By Uche Chris
In the first part of this article published a forth night ago, it was argued that the northern elite represented by the Fulani in the North west, who have monopolized the leadership of Nigeria, now faces a major threat to its power dominance in the country interestingly from its own people. The bandits now ravaging the greater part of the northwest are essentially revolting against Fulani domination from within its fold, which is new in the history of Nigeria and has practically divided their leaders.
Unlike in the past when opposition against Fulani hegemony had always found common and united response from them, the political leadership of the Fulani, who had controlled power in the country is reeling under a new challenge to their power and has been incapable and unable to muster adequate and effective response to address the unfolding threat to its legitimacy and leadership of not only the north but Nigeria.

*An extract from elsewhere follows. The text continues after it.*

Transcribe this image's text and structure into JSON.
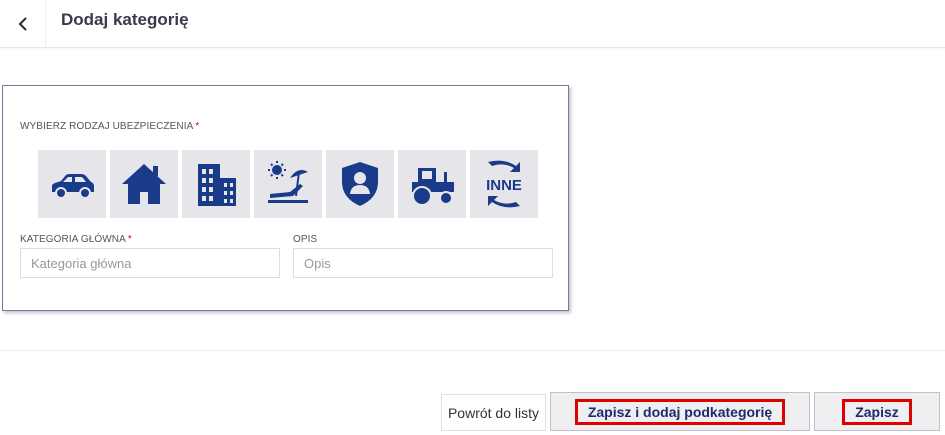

Consequently, the bandits have become a new power centre based on the force of arm which was previously controlled and used by the Fulani to cower the rest of the country. To share power with the bandits would suggest that the Fulani elite can no longer be a formidable power broker in the country since its acclaimed invincibility may have been demystified and diluted, because they cannot be fighting two battles simultaneously – within and without. It is therefore, the beginning of an end to Fulani political hegemony in Nigeria.
The second sign of the end is the increasing distrust and division amongst the ethnic nationalities that make up the country. Karl Maier, a German American journalist’s book, This House has Fallen, which is a reflection of the contradictions of ethnic politics in the country, disputed and denied vigorously by former military president, Gen. IBB, would generally sound like an apologia in view of the emerging ethnic threats in the country.
It is hardly in question whether Nigeria is a failed or failing state; it all depends on the perception or glass through which one views the country. The simple fact is that national unity and cohesion, which the British tried to cobble together, first in 1914 and later at independence in 1960, is again in jeopardy after the civil war. Although the country had remained together even after the civil war, the last six years have been the most tumultuous and divisive.
As the old wisdom goes, a house divided against itself cannot stand; so it is naturally and humanly unlikely that Nigeria could survival as one entity divided as it is today. Historically, people don’t stay together because they like themselves or are bound historically; people stay together because they trust themselves and believe in the common interests they share.
So in view of the rising ethnic consciousness and tension between the different groups, especially in the Southern parts of Kaduna, and other parts of the north central as well as the south, it is myopic and unrealistic to continue to hope differently. No country has ever survived with such heightened level of ethnic suspicions and mutual distrust on a perpetual basis.
The implication of this is that the insistence by the northwest that the unity of Nigeria is non-negotiable is patently unrealistic and dangerous to the continuing co-existence of the country because unity is never and has never been forced or compelled. Different people may continue to stay together even against their better judgment and desires, until a significant portion of the population decides otherwise. Once that point is reached, no force can stop its disintegration.
So without renegotiating Nigeria, there is little likelihood there would be Nigeria in the very near future, as a greater part of it has become obviously disenchanted and dissatisfied with their membership of the country. And with the threat coming from bandits, it is only a matter of time before the rest of the country arm themselves for self defence; and the line between self-preservation and self-determination is very thin.
The final sign is the law of diminishing returns, which in elementary economics, determines utility and value. Demand on national resources as a result of increasing population, and complex institutions and structure are growing at a geometric proportion while resources are growing at arithmetic progression, setting a huge mismatch between them. Also growing complexity of the structure of the country has created a problem of efficiency in resource management and optimization by requiring more and more resources to achieve less and less outcomes.
Most conflicts in human history have been caused by resource depletion and allocation. At the root of the Nigerian civil war was the control of oil. So as resources continue to diminish, its production and allocation will assume more critical and dangerous dimension, as different groups would begin to lay claims to their resources to the detriment of others. Without redressing the structure to allow for greater autonomy, the challenge will continue to grow for self determination until something snaps.
Obviously, dwindling resources has social implication. As a largely youthful population, the challenge of resources will potentially produce more social upheavals and violence like the #EndSARS protests and bandits’ situation, which basically, is a struggle for resources and economic survival.
Nigeria is now at cross roads: The country is facing its future as well as being challenged by its past. Its survival will depend on the choice it makes: If it continues with its past by holding unto what is, then its future as a country will be compromised and traded off.
But if Nigeria accepts its manifest destiny by abandoning its past to embrace the future which lies in greater autonomy for the nationalities, it would have changed the dynamics of the present ethnic distrust and tension and consolidated its unity as one nation. This is our choice.